Following her sentencing to 14 days in federal prison for her role in the college admissions fraud scandal, Oscar nominee and onetime Desperate Housewives star Felicity Huffman began her new real-life Orange Is the New Black experience on Tuesday in Dublin, California.
The East Bay's Federal Correctional Institution Dublin is one of five federal women's prisons in the country, and minimum security facility was named one of the country's "10 cushiest prisons" by Forbes back in 2009. As SFGate notes, FCI Dublin was also briefly home to Patty Hearst once upon a time in the 70s, as well as would-be Gerald Ford assassin Sara Jane Moore, and later "Hollywood Madam" Heidi Fleiss.
FCI Dublin is currently home to 1,235 female inmates, who all must wear khaki uniforms with their names on them, as KPIX reports.
Huffman will be asked to be awake and get her bed made by 6:30 a.m. on weekdays for the next two weeks, but that rule gets laxer on weekends, when beds need to be made by 10 a.m. There are televisions in each cell — referred to as "units," not cells, in the facility handbook — and inmates are permitted to watch them at various designated hours after their "units" have been cleaned and inspected. There is also a "hair room" where inmates can check out blow-dryers and other items, and sun decks for sunbathing. And while everyone has to be in their cells by 11:45 p.m. on weeknights, they're allowed to be out and socializing until 2:45 a.m. on weekend nights.

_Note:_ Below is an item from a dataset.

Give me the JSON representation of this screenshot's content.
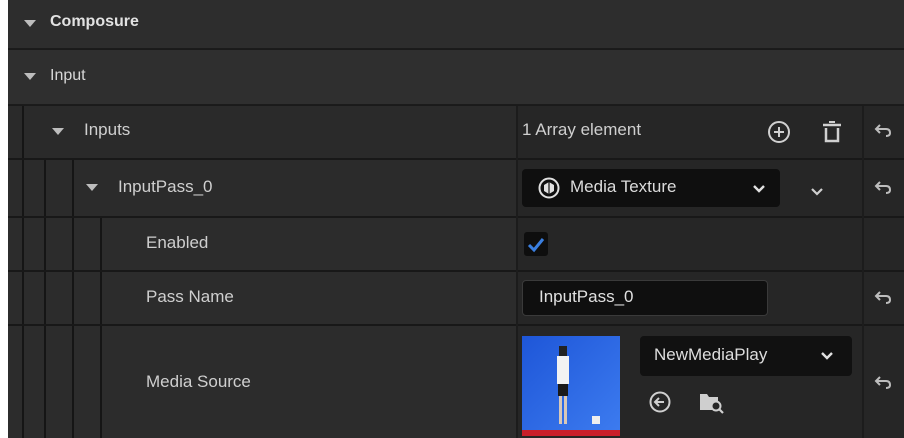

As FCI Dublin's director Charles E. Samuels writes in a memo at the front of the handbook, "Nearly all of you will release from prison one day and return to the community... Regardless of how many days, months, or years you may have time to serve, it is critical that you begin your preparation for reentry today!" Also, he adds, that any unwanted "sexual behaviors" or anyone "fearful about being sexually assaulted" should contact staff immediately.
And it sounds like Felicity will actually only serve 13 days of her 14-day sentence. As TMZ reports today, she'll be out on October 27, due to credit for time served during her initial arrest and booking.
Huffman was accused of conspiring with college admissions fraudster William "Rick" Singer, paying him $15,000 to have answers on her daughter's SAT exam changed.
The 56-year-old actress pleaded guilty in federal court in Boston and was sentenced last month. In a statement she read in court, Huffman said, "I would like to apologize again to my daughter, my husband, my family and the educational community for my actions. And I especially want to apologize to the students who work hard every day to get into college, and to their parents who make tremendous sacrifices supporting their children... I have learned a lot over the last six months about my flaws as a person. My goal now is to serve the sentence that the court has given me."
In addition to the prison term, Huffman will have one year of probation and have to serve 250 hours of community service.
Photo: Tim Lundin/Wikimedia